Photograph of Annie Oakley shooting a gun over her shoulder using a hand mirror. Phoebe Ann Mosey, who later became known as Annie Oakley, was a famous sharpshooter in the West. She won her first shooting match when she was 15, and she and her husband became part of the traveling show Buffalo Bill’s Wild West, adding to her fame. Unknown date, but probably from ca. 1880s-1900. Wikimedia Commons.
Full-length portrait of Calamity Jane, seated with a rifle as General Crook’s scout. Born Martha Canary, Calamity Jane was an American scout and woman of the frontier who was known for wearing men’s clothes as much as her abilities. She made appearances in Buffalo Bill’s Wild West show and the Pan-American exposition in 1901. She has become a mythic figure of the Wild West, mostly because most of what she claimed to have done in her life cannot be proven. Unknown photographer, ca. 1895. Library of Congress. Wikimedia Commons.
Black Hills Expedition. General George A. Custer commands a column of cavalry, artillery, and wagons across the plains of Dakota Territory. In 1874, George A. Custer led the expedition into the Black Hills, Dakota Territory to investigate the potential of gold mining and to find a place to build a fort. The expedition led to mass migration to the area to mine for gold, which upset the local Sioux Indians. The tensions between the Sioux and the Americans led to the Great Sioux War (1876-1877). Photographed by W.H. Illingworth, 1874. National Archives and Records Administration. Wikimedia Commons.
A horsedrawn stretcher is carrying a wounded man from the Battle of Slim Buttes, Dakota Territory. Photographed by S. J. Morrow, 1876. National Archives and Records Administration, 111-SC-85704. https://www.archives.gov/research/american-west
Indian Day parade in Omaha, Nebraska. Unknown photographer, August 4, 1898. National Archives and Records Administration. https://www.archives.gov/research/american-west

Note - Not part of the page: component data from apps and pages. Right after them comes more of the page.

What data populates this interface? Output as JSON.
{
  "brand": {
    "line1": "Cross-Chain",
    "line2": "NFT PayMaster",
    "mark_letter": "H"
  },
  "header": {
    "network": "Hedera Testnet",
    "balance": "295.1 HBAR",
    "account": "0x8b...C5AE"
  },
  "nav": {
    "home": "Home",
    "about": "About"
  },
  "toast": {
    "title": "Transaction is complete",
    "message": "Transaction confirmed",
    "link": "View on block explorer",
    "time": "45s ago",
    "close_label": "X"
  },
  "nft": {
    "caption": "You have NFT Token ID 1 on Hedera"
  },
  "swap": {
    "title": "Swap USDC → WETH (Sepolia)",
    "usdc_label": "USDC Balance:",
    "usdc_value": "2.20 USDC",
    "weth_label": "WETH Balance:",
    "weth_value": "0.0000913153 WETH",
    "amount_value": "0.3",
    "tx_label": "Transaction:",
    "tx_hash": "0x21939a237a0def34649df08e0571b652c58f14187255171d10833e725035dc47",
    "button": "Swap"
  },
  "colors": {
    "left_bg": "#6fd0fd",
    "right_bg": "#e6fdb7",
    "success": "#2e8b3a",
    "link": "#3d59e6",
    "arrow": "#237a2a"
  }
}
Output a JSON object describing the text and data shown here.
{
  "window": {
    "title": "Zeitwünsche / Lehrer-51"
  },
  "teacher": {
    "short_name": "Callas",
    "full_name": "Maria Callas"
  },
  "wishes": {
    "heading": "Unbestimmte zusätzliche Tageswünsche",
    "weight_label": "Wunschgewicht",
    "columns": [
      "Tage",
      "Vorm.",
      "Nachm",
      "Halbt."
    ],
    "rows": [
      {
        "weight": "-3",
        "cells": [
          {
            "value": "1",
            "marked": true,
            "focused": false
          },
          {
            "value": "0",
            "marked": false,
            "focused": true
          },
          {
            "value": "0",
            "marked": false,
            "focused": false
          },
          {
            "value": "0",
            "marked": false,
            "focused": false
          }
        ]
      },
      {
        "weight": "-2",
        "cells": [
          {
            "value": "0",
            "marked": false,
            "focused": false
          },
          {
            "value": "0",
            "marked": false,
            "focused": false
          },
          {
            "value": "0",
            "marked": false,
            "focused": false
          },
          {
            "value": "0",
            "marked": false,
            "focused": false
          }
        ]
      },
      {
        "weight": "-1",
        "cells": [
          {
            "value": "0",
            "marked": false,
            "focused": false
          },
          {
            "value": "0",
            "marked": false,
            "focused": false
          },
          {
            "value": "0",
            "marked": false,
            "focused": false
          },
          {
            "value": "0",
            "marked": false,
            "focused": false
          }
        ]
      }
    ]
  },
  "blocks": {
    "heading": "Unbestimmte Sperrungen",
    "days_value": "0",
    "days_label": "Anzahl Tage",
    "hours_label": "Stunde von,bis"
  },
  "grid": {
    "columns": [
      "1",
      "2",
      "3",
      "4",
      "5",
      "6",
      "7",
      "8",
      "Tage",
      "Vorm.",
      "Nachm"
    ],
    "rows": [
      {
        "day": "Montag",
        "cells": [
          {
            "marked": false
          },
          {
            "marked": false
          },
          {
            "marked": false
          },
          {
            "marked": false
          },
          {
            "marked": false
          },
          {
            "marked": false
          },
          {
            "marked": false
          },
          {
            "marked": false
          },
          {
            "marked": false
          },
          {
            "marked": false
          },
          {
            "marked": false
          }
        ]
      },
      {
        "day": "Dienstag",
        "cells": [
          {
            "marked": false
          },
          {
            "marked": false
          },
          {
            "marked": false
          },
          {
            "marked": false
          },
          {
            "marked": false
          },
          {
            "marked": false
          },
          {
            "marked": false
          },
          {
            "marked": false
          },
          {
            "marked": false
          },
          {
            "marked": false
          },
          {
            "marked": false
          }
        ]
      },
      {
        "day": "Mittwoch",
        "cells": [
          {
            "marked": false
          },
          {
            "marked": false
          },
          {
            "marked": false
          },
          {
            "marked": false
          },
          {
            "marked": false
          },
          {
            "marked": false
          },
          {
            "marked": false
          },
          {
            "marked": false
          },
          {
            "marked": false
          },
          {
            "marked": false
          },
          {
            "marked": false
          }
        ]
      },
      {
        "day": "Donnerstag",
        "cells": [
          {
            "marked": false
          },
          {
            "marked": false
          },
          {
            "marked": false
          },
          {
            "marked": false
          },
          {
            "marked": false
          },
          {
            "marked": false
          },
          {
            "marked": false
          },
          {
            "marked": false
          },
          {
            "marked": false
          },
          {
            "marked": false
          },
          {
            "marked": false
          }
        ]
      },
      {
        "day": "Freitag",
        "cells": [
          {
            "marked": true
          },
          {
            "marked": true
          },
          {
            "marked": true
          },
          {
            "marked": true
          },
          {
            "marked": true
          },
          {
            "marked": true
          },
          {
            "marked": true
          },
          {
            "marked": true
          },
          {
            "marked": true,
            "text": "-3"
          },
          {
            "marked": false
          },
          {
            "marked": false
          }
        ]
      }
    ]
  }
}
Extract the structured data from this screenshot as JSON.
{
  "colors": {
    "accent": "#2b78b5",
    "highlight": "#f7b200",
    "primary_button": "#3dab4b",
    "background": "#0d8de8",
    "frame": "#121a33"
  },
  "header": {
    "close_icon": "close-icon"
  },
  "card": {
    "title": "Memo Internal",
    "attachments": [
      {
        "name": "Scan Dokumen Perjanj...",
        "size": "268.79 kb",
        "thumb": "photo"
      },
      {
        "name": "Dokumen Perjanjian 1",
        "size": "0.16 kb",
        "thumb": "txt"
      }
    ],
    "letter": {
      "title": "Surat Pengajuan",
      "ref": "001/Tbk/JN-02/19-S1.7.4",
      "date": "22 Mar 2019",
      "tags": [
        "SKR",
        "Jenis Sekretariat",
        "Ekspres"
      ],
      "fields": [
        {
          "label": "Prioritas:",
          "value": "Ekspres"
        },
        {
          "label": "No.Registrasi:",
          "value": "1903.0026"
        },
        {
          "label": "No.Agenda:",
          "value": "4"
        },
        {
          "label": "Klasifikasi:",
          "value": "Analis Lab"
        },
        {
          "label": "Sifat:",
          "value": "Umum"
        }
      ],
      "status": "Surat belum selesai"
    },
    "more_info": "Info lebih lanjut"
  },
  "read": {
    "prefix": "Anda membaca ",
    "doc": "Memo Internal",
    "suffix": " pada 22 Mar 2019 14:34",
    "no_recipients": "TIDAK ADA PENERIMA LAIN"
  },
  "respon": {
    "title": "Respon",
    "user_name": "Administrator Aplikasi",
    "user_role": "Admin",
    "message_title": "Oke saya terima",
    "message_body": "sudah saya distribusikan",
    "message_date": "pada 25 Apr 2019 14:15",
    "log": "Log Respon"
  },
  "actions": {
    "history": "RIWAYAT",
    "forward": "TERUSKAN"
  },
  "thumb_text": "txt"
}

U.S. School for Indians in Pine Ridge, South Dakota. This photograph by John C. H. Grabill shows a small Oglala camp in front of the large government school buildings in Pine Ridge. American missionaries began establishing schools funded by the government near Indian reservations as part of the effort during the Progressive Movement to “educate” and “civilize” Native Americans. After the Indian Wars of the late 19th century and the Native Americans were forced to live on reservations, more schools were established, but they became more like boarding schools. Native American children were sent away from their reservations, and they were forced to give up their culture and language. Photographed by John C. H. Grabill, 1891. Library of Congress.
View of a Sioux Camp, Pine Ridge, South Dakota. Unknown photographer, 1890. National Archives and Records Administration. Wikimedia Commons.
Photograph of Geronimo, a Chiricahua Apache, kneeling with a rifle. Geronimo was famous for leading raids against settlers and the United States military in Mexico and the southwestern United States. He was a leading warrior in skirmishes against the United States, who had begun settling Apache on reservations after the Mexican American War (1846-1848), so that Americans could settle the area of their homeland. He was eventually exiled to Florida with other Apache. He became a celebrity in his later years, appearing at fairs and selling photographs of himself. Photographed by Ben Wittick, 1887. National Archives and Records Administration. Wikipedia.
Apache prisoners at a rest stop beside Southern Pacific Railway, near Nueces River, Texas. Geronimo and his son are shown to the right, wearing matching shirts. Photographed by A.J. McDonald, September 10, 1886. National Archives and Records Administration. https://www.archives.gov/research/american-west